Items from an interface collection
· · ·

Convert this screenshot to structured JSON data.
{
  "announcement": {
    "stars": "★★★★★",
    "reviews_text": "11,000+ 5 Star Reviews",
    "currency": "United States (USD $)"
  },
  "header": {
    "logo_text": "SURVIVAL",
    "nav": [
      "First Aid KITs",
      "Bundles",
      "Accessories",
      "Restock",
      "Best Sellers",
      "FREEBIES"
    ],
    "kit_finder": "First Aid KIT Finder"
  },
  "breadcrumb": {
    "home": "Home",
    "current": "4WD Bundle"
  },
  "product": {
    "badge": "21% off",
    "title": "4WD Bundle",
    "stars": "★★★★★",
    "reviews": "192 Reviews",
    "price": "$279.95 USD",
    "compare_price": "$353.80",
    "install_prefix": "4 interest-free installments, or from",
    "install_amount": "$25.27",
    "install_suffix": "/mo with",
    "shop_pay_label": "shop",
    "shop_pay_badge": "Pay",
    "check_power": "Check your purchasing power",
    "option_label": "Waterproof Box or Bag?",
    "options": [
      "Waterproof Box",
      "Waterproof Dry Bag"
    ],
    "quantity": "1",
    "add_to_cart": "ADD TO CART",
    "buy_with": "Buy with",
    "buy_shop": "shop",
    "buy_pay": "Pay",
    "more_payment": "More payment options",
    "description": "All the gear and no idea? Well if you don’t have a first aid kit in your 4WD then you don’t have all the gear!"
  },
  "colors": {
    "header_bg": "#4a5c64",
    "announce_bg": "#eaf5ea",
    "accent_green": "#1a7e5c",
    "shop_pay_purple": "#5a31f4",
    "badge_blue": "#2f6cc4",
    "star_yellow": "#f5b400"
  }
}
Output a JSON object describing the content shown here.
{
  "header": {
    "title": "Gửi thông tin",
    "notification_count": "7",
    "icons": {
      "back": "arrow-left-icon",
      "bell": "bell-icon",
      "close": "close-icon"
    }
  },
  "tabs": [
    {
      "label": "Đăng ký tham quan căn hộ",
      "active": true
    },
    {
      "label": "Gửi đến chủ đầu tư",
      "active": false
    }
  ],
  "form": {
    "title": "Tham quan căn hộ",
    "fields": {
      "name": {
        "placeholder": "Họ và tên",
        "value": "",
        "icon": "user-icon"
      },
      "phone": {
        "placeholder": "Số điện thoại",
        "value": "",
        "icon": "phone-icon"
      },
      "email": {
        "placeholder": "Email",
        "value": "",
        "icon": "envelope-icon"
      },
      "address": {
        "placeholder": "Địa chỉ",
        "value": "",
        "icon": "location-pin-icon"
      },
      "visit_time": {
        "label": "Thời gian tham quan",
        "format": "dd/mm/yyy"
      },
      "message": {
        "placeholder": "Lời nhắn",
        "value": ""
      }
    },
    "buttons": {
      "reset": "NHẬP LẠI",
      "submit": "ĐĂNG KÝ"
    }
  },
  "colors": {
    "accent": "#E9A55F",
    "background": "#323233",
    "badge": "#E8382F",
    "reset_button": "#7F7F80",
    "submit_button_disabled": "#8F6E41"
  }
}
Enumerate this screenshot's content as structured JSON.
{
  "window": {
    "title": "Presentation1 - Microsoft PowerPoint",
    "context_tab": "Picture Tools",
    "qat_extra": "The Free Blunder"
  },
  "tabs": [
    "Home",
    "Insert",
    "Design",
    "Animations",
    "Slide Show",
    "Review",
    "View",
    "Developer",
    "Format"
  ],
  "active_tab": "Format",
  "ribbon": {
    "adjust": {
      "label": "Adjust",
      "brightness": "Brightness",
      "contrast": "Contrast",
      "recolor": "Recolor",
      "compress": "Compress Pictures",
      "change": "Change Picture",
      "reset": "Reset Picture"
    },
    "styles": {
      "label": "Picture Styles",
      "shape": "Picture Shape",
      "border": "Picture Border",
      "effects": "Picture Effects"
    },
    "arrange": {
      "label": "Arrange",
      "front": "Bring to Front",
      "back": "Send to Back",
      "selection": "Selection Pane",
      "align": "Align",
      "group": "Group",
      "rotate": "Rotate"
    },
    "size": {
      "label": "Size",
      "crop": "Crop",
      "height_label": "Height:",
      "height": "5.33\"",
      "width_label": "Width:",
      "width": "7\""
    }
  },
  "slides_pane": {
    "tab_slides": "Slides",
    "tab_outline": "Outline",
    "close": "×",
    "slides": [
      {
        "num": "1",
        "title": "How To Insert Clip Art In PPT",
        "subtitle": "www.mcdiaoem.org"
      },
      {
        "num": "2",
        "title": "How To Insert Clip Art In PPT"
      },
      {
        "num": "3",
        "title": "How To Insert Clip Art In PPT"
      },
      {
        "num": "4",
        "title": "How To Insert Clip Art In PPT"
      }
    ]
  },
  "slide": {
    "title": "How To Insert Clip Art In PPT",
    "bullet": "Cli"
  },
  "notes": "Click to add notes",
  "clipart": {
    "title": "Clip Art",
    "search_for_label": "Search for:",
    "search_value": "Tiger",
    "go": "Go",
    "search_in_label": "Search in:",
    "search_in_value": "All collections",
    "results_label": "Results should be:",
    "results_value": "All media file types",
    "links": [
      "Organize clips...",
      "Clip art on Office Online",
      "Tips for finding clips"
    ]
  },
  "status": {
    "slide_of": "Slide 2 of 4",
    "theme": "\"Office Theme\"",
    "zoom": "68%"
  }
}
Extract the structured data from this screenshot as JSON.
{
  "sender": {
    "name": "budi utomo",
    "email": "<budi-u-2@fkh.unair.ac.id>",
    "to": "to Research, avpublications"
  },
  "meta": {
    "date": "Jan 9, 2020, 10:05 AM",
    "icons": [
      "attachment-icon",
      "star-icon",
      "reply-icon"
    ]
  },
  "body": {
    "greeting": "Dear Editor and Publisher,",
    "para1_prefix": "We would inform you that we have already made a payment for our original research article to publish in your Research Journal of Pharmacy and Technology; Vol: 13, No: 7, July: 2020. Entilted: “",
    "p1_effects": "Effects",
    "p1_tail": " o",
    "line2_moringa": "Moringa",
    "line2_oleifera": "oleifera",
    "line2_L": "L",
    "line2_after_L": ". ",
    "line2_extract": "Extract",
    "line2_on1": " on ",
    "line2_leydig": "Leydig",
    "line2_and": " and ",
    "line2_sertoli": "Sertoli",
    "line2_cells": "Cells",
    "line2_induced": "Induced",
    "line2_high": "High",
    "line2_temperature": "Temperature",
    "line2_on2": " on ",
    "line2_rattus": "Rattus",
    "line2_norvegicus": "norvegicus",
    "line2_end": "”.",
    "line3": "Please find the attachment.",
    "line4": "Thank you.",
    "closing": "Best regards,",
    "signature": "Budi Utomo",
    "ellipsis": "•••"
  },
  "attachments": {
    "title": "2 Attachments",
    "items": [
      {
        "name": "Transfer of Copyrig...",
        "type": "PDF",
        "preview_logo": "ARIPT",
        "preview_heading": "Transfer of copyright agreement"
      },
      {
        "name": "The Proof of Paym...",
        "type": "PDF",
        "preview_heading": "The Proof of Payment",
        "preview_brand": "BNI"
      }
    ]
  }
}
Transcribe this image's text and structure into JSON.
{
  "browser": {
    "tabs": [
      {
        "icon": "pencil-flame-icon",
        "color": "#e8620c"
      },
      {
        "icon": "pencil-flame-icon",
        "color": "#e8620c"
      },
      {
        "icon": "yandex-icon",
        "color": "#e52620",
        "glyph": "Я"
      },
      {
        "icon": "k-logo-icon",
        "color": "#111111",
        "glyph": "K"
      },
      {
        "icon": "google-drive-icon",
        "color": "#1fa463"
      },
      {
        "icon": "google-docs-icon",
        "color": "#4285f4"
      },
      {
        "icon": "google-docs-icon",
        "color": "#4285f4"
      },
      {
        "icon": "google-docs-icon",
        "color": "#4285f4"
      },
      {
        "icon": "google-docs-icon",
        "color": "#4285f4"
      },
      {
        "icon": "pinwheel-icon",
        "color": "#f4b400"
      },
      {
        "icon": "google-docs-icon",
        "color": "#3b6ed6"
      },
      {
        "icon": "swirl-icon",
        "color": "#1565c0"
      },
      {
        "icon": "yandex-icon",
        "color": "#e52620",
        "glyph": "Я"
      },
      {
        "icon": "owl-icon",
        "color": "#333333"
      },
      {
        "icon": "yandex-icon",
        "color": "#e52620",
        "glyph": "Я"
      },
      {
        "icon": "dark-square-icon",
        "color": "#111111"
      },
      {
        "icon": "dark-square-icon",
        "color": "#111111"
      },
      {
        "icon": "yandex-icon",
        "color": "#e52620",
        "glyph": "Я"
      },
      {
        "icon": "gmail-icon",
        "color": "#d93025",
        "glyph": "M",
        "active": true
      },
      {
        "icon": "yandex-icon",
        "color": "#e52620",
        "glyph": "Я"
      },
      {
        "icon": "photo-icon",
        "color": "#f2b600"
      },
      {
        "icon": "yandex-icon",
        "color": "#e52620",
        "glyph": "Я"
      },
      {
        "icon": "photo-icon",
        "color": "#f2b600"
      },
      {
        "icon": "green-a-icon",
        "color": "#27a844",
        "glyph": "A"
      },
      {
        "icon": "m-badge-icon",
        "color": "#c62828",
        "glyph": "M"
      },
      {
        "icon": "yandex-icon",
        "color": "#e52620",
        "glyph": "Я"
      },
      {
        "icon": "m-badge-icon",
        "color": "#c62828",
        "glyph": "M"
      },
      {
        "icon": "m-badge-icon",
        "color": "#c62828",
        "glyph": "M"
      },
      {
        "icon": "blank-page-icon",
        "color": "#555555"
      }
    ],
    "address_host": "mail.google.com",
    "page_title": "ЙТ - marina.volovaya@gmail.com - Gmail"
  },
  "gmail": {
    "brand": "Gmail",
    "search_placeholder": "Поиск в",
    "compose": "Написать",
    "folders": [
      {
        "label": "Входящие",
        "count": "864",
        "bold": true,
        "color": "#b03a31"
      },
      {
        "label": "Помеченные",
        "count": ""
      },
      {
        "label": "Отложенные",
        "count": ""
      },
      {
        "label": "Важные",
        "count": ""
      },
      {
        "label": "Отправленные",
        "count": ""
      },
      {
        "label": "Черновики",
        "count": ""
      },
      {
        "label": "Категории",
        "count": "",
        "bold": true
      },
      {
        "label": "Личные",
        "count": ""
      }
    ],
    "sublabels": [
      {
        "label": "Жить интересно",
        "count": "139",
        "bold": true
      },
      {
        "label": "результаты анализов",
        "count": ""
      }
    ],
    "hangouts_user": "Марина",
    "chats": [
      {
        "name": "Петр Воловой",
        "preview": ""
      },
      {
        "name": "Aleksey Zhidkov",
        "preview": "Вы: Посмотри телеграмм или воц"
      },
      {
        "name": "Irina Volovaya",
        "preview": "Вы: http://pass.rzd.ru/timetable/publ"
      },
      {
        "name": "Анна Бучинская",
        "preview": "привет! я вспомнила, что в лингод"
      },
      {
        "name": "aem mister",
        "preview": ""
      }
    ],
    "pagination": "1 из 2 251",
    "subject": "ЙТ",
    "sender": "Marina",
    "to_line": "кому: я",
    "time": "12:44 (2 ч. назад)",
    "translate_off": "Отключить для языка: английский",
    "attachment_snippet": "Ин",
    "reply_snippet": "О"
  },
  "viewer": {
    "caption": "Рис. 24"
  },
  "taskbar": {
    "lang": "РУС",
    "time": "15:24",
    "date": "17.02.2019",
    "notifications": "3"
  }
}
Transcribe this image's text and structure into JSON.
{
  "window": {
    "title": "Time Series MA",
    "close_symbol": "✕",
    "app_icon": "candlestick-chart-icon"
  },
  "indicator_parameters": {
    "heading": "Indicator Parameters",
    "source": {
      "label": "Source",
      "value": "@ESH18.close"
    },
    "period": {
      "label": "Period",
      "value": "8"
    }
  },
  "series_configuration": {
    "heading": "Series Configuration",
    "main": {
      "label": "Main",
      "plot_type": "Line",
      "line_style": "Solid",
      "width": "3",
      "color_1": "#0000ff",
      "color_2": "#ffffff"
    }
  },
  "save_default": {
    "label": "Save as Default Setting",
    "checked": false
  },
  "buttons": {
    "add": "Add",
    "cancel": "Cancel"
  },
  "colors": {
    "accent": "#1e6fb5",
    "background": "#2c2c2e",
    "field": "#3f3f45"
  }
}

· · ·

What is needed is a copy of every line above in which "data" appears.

Convert this screenshot to structured JSON data.
Extract the structured data from this screenshot as JSON.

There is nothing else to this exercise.